    "It was a tough ride to calculate your strength in, so I had to be careful, but it all paid off. I did a very fast first lap and paid the price a bit for that in the second, where I had cramps and thought I was heading for a difficult moment," he explained.

    "But then in the third lap I started feeling better again and finally I could finish strongly and end up with bronze."

    While there were other big names in addition to Grabsch who struggled for a variety of reasons - Bradley Wiggins' mechanical, for example - the defending champion said he just wasn't feeling right in the saddle, and it showed.

    "After five or ten kilometres you notice if it's working or not. I have no explanation...

  • No going back for Armstrong

    2009 women's time trial world champion Kristin Armstrong (United States of America).
    Article published:
    September 25, 2009, 6:44 BST
    Richard Moore

    American stalwart's swansong draws near

    For another famous Armstrong retirement from cycling proved short-lived. But Kristin Armstrong, who will bow out of the sport after Saturday's women's road race as world and Olympic time trial champion, insists that her mind is made up.

    "It's amazing," said the 36-year old, "but a lot of people out there still think that, come Saturday, my mind will switch. I keep telling them, ‘no, it's not going to switch.'

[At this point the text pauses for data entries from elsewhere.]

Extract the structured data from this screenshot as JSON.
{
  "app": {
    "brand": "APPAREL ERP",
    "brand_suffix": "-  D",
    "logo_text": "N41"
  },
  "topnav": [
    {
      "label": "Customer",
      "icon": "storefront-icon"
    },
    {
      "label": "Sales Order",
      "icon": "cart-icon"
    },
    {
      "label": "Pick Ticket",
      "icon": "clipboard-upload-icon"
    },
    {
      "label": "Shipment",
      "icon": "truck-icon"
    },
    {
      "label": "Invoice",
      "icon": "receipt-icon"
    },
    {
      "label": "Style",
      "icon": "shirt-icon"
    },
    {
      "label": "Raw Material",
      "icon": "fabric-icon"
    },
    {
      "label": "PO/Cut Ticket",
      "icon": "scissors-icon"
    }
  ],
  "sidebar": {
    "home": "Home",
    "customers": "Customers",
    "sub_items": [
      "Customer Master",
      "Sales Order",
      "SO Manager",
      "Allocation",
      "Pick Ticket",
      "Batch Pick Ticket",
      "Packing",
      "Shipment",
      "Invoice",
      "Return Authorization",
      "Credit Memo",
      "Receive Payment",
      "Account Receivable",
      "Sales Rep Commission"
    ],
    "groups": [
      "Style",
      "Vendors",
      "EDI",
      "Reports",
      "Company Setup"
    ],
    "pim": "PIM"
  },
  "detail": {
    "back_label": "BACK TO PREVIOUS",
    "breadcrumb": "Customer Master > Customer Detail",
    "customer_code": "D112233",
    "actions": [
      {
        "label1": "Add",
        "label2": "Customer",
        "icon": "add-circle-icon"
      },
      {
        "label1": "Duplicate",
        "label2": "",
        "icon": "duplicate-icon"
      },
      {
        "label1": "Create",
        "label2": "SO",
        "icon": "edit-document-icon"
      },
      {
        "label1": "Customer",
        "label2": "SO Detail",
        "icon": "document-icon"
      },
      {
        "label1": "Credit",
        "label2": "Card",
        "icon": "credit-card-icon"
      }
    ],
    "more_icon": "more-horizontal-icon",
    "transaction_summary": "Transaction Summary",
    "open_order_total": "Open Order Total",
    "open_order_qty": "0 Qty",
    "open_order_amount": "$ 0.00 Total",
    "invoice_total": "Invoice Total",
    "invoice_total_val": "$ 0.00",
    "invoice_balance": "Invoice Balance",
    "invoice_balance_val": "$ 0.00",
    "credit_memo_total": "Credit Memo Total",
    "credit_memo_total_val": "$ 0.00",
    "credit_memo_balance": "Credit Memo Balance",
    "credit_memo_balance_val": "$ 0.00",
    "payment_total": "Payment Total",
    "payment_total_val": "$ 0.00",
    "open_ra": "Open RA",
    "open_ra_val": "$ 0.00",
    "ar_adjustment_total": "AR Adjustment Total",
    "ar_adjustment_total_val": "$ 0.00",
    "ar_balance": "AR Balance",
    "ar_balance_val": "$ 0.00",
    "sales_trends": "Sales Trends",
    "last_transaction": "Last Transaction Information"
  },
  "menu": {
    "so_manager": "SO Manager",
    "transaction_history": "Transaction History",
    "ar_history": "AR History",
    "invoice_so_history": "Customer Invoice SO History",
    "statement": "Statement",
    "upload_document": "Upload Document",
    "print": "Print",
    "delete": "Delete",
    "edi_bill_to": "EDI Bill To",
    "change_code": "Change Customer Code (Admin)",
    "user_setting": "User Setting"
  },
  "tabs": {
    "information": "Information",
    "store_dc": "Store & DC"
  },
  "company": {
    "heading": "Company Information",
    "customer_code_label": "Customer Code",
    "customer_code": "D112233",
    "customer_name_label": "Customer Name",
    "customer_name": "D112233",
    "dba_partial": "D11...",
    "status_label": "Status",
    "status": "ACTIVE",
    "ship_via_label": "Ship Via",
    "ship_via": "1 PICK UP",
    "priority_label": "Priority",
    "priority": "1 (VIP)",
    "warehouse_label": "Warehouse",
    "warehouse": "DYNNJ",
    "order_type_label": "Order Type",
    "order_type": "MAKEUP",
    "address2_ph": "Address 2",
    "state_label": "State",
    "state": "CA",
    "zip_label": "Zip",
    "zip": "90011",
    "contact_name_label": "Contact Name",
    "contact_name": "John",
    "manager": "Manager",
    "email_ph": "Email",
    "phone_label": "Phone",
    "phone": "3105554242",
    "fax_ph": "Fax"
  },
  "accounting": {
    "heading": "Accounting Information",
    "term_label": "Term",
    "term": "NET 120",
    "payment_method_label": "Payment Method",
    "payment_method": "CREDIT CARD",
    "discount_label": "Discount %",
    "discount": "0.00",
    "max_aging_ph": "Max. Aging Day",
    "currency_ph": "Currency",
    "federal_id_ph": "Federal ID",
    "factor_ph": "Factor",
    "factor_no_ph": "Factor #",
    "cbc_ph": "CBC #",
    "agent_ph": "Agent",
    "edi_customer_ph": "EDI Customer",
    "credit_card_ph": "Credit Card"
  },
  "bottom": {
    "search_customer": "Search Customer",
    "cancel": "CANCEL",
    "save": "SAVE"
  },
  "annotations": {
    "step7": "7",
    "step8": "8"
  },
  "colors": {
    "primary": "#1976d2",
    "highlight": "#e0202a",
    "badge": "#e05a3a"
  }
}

    "But I just want to focus on Saturday," she added, "because it's not over. I've achieved my individual goals, I've come out on top, but don't count the American team out. We're ready."

    In her seven years on the national team Armstrong says that the team for Saturday's road race is the strongest ever. "I'm really looking forward to it," she said. "The team has been coming together, it's the best we've had, and it's going to be amazing."

    In retirement she will turn her attention to assisting American women, especially juniors. "I'll be helping young US riders come up in the sport, starting with riders at a younger age, and helping them come over to Europe at an earlier age," she said. "I'll be directing a team in America at larger US races, and the same athletes will come over to Europe and race with the US national team.

    "I also want to do some [training] camps," she continued. "I opened the Kristin Armstrong Academy [a training initiative aimed at female riders aged 15-18]. I'm not ready to come back and work full time as a [team] director, but I wanted to give something back to the sport and enjoy some time at home. I'm really excited to have some time - I got some golf clubs for Christmas last year."

    "I have a love-hate relationship with the travel," she added. "I think I'll miss travelling over here in Europe, and I'm going to miss the friends I have, and of course I have competitive blood. I'm going to miss the competition. I think it's something that is going to hit me. I know that come March, it's...